This Joint Health Scrutiny Committee has been established by Wirral Borough Council and Cheshire West and Chester Council to consider and scrutinise the proposals put forward for statutory consultation by the NHS Wirral Clinical Commissioning Group in relation to Urgent Care Services. It is the view of both local authorities and the Joint Health Scrutiny Committee that the proposals amount to a substantial development or variation to the health service in their local area. The Joint Health Scrutiny Committee notes that the consultation period is due to end on 12 December 2018.


The Joint Health Scrutiny Committee has considered the following documentation provided by the CCG:


The Urgent Care Consultation report presented to the Wirral Adult Care & Health Overview & Scrutiny Committee on 12 November 2018 together with appendices:


Appendix1 - NHS Wirral CCG Urgent Care Consultation Document

Appendix 2 – NHS Wirral CCG Case for Change

Appendix 3 – Consultation Presentation

Appendix 4 – Activity Suite


The Joint Health Scrutiny Committee has also listened to oral submissions made to the Committee by the following people:


Jacqui Evans - Assistant Director, Unplanned Care and Community Care Market Commissioning

Dr Paula Cowan – Medical Director NHS Wirral Clinical Commissioning Group

Simon Banks – Chief Officer Wirral CCG

Dr Sue Wells – Chair of Wirral CCG Board


The Joint Health Scrutiny Committee has scrutinised the proposals put forward, and the consultation exercise undertaken, by the Wirral CCG in relation to Urgent Care Services and invites the CCG to reflect carefully upon the responses it receives from all stakeholders, and in particular, to formally take into account the views and comments of the Joint Health Scrutiny Committee set out below when making a final decision.


It is the view of the Joint Health Scrutiny Committee that it will be necessary to hold a further meeting of the Joint Committee in February 2019 (date to be confirmed) to consider:


a.  The Wirral CCG’s final proposals and any measures the CCG proposes to take to address concerns raised during the consultation and reasons for the same.


b.  Whether the Joint Health Scrutiny Committee is satisfied the consultation has been adequate.


c.  Whether the Joint Health Scrutiny Committee considers the final proposal of the Wirral CCG would be in the interests of the health service in its area


d.  Whether or not a referral should be made to the Secretary of State.



Resolved - That


(1)  A further meeting of the Joint Committee be held to consider pre-decision the outcome of the consultation, how that has been addressed by the CCG and any new or final proposals arising from the consultation. (probably mid-February 2019);


(2)  The committee seeks re-assurance that the proposals will meet the health and wellbeing needs of the people in Wirral and Cheshire  and in particular do not disadvantage  the area’s most deprived communities or residents who need treatment which cannot be provided by pharmacist or NHS 111;

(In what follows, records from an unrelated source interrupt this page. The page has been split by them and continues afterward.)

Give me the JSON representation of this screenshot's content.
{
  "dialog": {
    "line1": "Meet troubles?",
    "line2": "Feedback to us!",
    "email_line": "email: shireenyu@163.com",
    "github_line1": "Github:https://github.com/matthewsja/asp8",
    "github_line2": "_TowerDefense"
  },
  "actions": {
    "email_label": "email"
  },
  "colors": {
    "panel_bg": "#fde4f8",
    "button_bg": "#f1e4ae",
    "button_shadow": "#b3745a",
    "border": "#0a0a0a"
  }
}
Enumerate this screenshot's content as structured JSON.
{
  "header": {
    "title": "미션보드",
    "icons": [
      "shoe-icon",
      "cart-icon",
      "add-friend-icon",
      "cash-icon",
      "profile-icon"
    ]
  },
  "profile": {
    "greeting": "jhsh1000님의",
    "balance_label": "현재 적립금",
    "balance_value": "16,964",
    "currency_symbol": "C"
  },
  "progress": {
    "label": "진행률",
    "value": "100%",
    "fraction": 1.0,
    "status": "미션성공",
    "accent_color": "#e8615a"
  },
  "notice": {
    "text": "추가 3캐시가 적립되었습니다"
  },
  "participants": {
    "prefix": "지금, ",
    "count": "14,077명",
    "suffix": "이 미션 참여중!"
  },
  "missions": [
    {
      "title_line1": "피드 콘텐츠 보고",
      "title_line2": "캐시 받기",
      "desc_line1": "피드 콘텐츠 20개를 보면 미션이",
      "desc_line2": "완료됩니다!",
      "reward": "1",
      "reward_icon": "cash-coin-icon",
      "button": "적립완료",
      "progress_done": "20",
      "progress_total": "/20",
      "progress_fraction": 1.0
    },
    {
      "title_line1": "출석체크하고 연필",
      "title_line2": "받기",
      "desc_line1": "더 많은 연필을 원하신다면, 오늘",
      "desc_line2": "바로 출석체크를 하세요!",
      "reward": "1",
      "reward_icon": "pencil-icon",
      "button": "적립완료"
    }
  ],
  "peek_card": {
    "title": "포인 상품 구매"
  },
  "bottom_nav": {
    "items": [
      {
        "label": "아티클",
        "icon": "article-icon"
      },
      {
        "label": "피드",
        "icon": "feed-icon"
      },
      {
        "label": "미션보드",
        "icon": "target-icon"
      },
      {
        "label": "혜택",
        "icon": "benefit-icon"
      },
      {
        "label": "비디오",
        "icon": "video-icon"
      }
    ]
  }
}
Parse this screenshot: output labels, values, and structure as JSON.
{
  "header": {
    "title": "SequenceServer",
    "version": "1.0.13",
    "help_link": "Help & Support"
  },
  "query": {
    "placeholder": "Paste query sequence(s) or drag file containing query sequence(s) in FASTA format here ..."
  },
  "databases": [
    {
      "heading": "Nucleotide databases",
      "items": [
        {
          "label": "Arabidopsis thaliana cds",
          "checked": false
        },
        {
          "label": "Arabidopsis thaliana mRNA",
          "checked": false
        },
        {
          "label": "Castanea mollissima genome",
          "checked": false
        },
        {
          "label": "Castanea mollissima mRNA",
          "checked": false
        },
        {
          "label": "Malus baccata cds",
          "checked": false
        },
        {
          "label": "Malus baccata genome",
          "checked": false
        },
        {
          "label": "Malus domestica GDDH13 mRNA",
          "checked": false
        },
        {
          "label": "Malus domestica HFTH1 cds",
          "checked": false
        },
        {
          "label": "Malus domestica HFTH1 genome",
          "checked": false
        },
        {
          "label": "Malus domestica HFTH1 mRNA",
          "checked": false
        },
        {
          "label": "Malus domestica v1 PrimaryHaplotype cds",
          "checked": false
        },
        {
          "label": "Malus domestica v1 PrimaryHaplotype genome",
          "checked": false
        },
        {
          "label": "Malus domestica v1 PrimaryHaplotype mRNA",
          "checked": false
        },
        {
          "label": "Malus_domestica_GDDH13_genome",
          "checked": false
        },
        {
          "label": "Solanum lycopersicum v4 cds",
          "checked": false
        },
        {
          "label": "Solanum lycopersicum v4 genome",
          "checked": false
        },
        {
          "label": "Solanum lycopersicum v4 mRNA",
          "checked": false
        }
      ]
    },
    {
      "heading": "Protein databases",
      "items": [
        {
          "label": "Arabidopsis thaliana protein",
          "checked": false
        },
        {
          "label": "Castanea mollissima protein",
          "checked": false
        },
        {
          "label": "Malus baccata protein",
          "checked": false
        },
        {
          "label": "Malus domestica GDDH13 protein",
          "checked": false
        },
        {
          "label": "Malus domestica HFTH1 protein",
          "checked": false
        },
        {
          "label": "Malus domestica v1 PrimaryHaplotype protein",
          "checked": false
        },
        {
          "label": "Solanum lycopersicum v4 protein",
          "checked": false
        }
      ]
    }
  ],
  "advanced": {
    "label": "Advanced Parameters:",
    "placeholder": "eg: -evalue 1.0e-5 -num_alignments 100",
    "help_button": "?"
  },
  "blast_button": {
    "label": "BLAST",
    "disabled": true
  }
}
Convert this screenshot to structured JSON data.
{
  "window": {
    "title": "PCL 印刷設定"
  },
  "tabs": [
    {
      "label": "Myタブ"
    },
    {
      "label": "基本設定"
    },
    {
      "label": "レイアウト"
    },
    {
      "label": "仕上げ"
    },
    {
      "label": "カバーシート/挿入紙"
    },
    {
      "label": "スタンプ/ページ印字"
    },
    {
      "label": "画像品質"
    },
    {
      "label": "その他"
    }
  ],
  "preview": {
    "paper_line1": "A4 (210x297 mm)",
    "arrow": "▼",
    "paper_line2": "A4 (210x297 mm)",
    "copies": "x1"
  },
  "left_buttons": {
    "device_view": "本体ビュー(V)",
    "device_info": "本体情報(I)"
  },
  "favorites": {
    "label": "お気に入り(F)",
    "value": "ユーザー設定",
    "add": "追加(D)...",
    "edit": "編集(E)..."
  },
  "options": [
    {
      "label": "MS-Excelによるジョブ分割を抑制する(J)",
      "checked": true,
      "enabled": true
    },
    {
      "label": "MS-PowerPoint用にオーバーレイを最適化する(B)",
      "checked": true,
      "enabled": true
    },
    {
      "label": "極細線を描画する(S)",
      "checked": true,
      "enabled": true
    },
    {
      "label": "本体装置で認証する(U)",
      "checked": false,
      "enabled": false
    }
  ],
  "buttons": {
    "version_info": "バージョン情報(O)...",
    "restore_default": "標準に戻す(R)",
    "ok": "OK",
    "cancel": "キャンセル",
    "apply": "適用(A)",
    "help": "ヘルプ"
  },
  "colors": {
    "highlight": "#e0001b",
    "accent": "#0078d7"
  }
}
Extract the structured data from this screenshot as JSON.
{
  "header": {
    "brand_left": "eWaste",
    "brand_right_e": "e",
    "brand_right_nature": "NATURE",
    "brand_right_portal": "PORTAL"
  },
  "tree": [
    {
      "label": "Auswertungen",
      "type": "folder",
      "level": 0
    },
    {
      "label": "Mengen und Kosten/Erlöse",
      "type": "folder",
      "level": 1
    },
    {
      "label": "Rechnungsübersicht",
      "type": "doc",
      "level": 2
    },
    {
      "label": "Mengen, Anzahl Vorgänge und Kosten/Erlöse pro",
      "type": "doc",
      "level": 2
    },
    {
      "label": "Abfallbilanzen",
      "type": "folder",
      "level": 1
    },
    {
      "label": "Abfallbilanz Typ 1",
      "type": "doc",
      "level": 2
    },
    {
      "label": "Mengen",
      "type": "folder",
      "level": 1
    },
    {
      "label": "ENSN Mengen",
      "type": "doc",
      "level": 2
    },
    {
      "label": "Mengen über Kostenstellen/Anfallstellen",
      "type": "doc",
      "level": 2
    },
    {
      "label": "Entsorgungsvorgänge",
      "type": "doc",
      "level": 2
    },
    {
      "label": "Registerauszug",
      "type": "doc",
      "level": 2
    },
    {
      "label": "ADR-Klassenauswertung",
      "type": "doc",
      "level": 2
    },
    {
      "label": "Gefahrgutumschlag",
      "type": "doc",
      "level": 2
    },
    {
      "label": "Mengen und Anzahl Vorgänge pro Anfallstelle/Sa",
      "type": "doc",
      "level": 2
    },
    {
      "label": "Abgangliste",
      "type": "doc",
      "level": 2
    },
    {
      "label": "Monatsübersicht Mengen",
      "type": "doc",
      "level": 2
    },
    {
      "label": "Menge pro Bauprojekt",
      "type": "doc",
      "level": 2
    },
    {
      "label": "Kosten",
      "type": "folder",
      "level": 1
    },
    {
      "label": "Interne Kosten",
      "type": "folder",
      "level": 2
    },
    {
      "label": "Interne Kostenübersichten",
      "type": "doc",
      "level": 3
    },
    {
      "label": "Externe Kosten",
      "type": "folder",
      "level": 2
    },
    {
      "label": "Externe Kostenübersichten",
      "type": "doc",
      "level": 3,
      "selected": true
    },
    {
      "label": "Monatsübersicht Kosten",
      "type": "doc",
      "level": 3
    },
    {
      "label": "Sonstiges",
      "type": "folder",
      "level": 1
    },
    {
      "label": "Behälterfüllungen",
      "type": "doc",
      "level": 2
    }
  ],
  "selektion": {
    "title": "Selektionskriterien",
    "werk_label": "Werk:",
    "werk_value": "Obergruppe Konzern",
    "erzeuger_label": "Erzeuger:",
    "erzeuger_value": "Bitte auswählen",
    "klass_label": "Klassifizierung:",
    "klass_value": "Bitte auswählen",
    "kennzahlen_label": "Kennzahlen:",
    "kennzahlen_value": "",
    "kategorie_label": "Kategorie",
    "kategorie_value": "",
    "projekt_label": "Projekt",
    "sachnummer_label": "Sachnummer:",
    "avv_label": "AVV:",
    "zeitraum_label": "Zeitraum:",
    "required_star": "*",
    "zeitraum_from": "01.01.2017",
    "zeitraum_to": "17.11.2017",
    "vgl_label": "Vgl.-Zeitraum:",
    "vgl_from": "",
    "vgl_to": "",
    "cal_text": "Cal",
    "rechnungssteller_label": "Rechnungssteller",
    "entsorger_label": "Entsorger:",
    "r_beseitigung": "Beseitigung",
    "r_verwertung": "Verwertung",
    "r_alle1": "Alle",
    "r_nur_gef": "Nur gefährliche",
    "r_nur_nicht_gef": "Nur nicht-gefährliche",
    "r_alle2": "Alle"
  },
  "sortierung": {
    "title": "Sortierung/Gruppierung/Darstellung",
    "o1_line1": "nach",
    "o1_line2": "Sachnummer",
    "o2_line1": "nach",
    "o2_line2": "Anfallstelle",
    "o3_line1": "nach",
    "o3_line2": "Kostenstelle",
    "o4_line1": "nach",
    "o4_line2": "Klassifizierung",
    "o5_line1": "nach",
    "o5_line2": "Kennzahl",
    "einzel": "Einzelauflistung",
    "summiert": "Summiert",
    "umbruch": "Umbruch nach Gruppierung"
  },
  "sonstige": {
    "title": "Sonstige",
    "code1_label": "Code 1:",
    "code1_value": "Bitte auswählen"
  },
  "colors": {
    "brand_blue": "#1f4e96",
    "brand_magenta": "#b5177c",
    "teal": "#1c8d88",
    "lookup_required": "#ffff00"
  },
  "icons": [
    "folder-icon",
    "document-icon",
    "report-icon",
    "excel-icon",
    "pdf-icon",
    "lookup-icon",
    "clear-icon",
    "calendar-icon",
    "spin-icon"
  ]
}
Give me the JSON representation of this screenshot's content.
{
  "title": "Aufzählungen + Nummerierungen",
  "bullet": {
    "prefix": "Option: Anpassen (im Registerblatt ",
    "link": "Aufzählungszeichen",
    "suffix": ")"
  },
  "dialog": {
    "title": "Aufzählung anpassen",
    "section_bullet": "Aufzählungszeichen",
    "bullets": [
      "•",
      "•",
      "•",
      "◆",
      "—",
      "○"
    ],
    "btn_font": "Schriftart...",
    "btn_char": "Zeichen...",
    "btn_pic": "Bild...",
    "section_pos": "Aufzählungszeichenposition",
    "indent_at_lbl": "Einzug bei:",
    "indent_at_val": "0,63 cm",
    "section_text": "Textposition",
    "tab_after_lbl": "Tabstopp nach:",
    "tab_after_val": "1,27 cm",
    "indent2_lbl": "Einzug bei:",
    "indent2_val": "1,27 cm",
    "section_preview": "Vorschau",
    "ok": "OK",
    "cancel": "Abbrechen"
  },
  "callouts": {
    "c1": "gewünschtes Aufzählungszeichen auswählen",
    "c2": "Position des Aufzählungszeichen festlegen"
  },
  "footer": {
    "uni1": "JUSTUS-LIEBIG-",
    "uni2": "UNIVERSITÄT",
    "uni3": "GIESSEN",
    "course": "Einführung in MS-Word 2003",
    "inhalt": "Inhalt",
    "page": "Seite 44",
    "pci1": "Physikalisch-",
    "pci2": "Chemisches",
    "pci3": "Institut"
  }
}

(3)  The committee requests that discussions take place urgently  between the Wirral and West Cheshire CCGs on the model of service that best meets the needs of Wirral and Cheshire  residents and that the outcome of those discussions are reported to the Joint Committee at its next meeting; 


(4)  The committee requests further evidence that all options have been fully explored, including those which preserve an adult walk in facility and the reasons why those options have not been offered for consultation; and


(5)  The committee requests further information on the location and operation of the proposed wellbeing centres. 

Supporting documents: